[Start of Attachment]
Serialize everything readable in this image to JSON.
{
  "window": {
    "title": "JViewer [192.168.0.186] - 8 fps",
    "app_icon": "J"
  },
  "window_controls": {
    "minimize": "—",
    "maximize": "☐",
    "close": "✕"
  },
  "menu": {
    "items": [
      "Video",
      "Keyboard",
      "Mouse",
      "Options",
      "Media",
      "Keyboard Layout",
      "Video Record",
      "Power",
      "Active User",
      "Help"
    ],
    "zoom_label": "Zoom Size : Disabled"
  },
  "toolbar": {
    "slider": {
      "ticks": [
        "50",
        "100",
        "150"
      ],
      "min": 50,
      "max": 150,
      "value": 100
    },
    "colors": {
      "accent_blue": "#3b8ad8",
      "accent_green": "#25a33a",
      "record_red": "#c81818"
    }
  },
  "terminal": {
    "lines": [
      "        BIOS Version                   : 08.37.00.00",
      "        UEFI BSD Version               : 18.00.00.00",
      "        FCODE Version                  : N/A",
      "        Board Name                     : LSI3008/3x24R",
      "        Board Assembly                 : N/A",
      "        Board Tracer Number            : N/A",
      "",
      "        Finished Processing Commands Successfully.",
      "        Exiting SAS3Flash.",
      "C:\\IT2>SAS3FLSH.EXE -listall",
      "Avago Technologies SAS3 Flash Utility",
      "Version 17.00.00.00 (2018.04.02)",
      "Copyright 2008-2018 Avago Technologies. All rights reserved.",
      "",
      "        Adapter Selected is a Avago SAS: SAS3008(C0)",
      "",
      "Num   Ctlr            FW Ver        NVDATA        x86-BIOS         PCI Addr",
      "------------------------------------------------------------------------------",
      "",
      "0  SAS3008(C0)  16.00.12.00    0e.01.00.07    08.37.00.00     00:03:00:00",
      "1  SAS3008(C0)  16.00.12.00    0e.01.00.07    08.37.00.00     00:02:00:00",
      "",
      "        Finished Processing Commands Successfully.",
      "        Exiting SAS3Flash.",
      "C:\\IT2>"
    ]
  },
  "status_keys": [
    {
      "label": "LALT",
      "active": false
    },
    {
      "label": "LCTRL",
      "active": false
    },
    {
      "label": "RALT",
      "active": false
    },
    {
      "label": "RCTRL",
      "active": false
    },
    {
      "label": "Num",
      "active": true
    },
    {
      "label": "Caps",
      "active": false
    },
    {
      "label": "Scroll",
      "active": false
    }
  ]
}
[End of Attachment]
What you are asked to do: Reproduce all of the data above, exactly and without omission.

The answer:
Serialize everything readable in this image to JSON.
{
  "window": {
    "title": "JViewer [192.168.0.186] - 8 fps",
    "app_icon": "J"
  },
  "window_controls": {
    "minimize": "—",
    "maximize": "☐",
    "close": "✕"
  },
  "menu": {
    "items": [
      "Video",
      "Keyboard",
      "Mouse",
      "Options",
      "Media",
      "Keyboard Layout",
      "Video Record",
      "Power",
      "Active User",
      "Help"
    ],
    "zoom_label": "Zoom Size : Disabled"
  },
  "toolbar": {
    "slider": {
      "ticks": [
        "50",
        "100",
        "150"
      ],
      "min": 50,
      "max": 150,
      "value": 100
    },
    "colors": {
      "accent_blue": "#3b8ad8",
      "accent_green": "#25a33a",
      "record_red": "#c81818"
    }
  },
  "terminal": {
    "lines": [
      "        BIOS Version                   : 08.37.00.00",
      "        UEFI BSD Version               : 18.00.00.00",
      "        FCODE Version                  : N/A",
      "        Board Name                     : LSI3008/3x24R",
      "        Board Assembly                 : N/A",
      "        Board Tracer Number            : N/A",
      "",
      "        Finished Processing Commands Successfully.",
      "        Exiting SAS3Flash.",
      "C:\\IT2>SAS3FLSH.EXE -listall",
      "Avago Technologies SAS3 Flash Utility",
      "Version 17.00.00.00 (2018.04.02)",
      "Copyright 2008-2018 Avago Technologies. All rights reserved.",
      "",
      "        Adapter Selected is a Avago SAS: SAS3008(C0)",
      "",
      "Num   Ctlr            FW Ver        NVDATA        x86-BIOS         PCI Addr",
      "------------------------------------------------------------------------------",
      "",
      "0  SAS3008(C0)  16.00.12.00    0e.01.00.07    08.37.00.00     00:03:00:00",
      "1  SAS3008(C0)  16.00.12.00    0e.01.00.07    08.37.00.00     00:02:00:00",
      "",
      "        Finished Processing Commands Successfully.",
      "        Exiting SAS3Flash.",
      "C:\\IT2>"
    ]
  },
  "status_keys": [
    {
      "label": "LALT",
      "active": false
    },
    {
      "label": "LCTRL",
      "active": false
    },
    {
      "label": "RALT",
      "active": false
    },
    {
      "label": "RCTRL",
      "active": false
    },
    {
      "label": "Num",
      "active": true
    },
    {
      "label": "Caps",
      "active": false
    },
    {
      "label": "Scroll",
      "active": false
    }
  ]
}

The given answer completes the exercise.